(TASK BRIEF): Only the lines with the string "data" are needed; return each of them from the entries below.

(SUPPLIED RECORDS):
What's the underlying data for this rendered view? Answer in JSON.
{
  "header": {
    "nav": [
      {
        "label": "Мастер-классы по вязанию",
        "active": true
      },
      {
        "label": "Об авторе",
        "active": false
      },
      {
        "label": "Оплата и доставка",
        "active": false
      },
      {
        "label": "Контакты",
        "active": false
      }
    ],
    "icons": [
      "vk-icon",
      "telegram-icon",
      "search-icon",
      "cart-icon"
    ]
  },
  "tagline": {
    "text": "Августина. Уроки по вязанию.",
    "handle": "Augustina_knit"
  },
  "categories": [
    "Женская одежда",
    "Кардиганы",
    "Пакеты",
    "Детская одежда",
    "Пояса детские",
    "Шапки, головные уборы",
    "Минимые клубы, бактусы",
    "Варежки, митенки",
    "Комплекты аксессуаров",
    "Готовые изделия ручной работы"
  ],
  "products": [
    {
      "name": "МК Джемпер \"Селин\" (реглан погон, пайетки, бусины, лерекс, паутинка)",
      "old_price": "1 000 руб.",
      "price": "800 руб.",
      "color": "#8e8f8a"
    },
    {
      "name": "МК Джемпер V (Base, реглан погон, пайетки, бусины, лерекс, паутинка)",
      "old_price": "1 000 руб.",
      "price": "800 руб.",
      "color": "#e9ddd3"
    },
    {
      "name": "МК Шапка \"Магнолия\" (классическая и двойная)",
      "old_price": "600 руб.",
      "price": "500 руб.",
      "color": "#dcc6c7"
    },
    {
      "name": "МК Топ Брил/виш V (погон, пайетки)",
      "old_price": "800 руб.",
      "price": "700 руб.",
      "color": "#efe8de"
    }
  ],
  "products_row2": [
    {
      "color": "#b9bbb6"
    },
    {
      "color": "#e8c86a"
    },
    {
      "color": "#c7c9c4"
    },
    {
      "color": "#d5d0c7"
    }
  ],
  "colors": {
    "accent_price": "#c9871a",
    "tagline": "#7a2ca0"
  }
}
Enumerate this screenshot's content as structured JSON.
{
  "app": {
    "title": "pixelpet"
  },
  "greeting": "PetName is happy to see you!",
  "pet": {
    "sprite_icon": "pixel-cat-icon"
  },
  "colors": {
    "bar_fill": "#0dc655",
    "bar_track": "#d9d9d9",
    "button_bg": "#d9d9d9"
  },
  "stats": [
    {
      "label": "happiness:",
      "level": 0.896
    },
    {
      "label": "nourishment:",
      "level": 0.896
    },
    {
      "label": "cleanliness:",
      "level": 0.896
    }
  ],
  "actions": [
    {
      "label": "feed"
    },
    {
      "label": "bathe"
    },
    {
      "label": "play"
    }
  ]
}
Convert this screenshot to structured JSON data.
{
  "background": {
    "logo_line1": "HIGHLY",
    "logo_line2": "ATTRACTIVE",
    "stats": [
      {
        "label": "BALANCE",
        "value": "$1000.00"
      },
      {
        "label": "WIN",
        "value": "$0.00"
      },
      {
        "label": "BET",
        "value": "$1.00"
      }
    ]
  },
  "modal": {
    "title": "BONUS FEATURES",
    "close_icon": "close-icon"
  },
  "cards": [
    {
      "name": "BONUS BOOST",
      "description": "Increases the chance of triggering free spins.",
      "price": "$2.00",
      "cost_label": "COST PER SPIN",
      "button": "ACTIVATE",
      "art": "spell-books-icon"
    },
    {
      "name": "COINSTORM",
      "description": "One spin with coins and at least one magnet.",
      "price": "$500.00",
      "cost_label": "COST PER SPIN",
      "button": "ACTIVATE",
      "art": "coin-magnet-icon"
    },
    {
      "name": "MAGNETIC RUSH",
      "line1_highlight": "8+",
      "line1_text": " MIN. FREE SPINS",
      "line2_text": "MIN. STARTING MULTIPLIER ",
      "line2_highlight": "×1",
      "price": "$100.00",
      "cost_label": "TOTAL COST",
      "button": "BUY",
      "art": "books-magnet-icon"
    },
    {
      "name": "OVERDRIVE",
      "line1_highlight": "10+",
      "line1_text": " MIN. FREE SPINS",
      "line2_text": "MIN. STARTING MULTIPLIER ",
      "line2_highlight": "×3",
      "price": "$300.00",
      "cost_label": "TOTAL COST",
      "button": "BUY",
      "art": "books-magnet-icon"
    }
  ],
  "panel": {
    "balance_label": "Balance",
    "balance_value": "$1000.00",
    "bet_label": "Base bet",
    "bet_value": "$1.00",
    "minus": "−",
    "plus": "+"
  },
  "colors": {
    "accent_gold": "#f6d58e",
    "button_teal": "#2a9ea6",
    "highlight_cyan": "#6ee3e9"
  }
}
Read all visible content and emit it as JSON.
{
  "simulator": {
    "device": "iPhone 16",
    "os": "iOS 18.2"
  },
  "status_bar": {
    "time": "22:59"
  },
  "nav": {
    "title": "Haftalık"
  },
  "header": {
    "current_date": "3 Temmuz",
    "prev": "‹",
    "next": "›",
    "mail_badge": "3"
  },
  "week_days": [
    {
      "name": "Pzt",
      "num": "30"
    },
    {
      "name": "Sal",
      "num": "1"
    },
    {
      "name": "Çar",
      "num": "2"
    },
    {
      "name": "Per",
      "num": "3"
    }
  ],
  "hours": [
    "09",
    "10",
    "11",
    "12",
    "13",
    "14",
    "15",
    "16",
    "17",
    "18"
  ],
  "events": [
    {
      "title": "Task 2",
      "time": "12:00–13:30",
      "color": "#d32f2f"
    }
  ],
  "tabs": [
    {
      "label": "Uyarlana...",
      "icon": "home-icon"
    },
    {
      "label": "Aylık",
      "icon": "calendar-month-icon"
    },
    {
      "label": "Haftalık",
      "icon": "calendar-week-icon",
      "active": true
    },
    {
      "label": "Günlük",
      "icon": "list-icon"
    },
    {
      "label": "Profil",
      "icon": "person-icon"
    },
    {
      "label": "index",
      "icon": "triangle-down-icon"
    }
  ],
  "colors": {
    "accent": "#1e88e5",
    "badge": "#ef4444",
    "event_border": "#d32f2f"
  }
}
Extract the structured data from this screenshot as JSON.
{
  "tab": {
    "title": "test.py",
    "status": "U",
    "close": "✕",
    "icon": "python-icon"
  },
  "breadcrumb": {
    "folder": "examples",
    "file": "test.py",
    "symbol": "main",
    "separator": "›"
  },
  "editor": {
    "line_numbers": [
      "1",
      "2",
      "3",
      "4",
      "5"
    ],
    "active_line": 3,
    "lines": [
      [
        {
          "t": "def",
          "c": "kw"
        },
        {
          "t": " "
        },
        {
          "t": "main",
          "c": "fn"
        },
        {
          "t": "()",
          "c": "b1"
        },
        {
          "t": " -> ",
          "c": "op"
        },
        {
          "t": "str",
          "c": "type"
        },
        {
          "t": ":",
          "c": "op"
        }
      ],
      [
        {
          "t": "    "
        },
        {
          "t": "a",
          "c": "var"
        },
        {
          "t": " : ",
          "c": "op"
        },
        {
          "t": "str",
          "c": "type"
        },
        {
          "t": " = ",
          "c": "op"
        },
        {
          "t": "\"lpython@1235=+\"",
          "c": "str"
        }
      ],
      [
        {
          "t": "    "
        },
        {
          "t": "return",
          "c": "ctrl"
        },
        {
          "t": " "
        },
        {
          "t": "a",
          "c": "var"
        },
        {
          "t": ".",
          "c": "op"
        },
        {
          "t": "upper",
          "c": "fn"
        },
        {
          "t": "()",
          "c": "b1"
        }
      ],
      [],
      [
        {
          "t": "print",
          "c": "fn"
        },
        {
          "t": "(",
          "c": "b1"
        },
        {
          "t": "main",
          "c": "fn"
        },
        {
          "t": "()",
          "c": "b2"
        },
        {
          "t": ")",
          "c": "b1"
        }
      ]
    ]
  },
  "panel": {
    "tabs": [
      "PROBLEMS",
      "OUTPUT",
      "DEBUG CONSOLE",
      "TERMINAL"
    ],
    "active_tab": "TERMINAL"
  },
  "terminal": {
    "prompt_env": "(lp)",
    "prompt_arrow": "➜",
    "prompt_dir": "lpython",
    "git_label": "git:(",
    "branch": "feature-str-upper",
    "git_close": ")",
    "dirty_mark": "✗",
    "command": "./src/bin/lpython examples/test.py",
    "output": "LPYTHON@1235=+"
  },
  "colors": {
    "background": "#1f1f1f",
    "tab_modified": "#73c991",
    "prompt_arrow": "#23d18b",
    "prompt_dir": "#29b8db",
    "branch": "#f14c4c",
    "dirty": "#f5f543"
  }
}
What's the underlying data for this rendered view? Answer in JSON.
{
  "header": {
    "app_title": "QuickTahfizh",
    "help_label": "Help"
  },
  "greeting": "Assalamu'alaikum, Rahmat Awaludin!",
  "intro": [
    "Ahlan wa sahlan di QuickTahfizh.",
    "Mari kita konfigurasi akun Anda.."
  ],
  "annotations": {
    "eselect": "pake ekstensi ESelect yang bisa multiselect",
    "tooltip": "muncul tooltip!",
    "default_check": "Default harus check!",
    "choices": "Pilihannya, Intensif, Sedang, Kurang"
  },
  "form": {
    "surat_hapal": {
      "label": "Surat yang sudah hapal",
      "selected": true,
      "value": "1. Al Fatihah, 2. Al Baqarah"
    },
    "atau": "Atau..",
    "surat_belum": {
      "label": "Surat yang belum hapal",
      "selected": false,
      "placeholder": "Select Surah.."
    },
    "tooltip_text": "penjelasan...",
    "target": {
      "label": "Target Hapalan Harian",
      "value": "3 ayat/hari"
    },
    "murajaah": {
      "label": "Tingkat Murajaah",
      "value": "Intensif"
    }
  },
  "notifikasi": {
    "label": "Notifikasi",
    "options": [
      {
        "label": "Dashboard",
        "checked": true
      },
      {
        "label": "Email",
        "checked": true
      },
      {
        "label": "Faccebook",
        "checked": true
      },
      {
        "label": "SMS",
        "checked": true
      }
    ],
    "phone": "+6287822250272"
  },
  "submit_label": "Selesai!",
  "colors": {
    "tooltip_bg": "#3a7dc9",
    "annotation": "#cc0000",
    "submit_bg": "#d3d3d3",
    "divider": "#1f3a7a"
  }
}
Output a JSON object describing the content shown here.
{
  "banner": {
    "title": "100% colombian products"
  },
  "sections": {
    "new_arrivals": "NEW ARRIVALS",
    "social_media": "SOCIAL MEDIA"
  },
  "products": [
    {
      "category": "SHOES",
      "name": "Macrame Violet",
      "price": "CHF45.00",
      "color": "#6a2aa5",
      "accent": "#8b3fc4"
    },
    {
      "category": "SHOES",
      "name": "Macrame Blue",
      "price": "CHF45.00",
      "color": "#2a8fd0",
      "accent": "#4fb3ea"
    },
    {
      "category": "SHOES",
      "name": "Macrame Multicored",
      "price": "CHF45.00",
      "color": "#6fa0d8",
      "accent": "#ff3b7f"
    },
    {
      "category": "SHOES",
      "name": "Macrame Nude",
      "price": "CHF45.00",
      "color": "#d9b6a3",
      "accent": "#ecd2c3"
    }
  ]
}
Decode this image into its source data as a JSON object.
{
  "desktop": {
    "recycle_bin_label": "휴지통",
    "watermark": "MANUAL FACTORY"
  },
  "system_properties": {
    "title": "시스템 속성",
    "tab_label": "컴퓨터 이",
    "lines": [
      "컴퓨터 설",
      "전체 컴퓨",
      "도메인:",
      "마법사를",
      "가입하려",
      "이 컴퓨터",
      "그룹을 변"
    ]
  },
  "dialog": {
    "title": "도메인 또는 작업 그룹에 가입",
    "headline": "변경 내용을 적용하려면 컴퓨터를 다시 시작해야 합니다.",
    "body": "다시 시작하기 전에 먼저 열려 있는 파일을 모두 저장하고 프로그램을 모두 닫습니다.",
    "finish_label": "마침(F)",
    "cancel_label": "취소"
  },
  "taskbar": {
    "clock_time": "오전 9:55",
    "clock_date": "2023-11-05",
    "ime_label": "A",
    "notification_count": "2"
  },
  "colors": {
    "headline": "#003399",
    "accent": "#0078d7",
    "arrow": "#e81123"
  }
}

(RESULT OF THE EXERCISE):
What's the underlying data for this rendered view? Answer in JSON.
Convert this screenshot to structured JSON data.
Extract the structured data from this screenshot as JSON.
What's the underlying data for this rendered view? Answer in JSON.
Decode this image into its source data as a JSON object.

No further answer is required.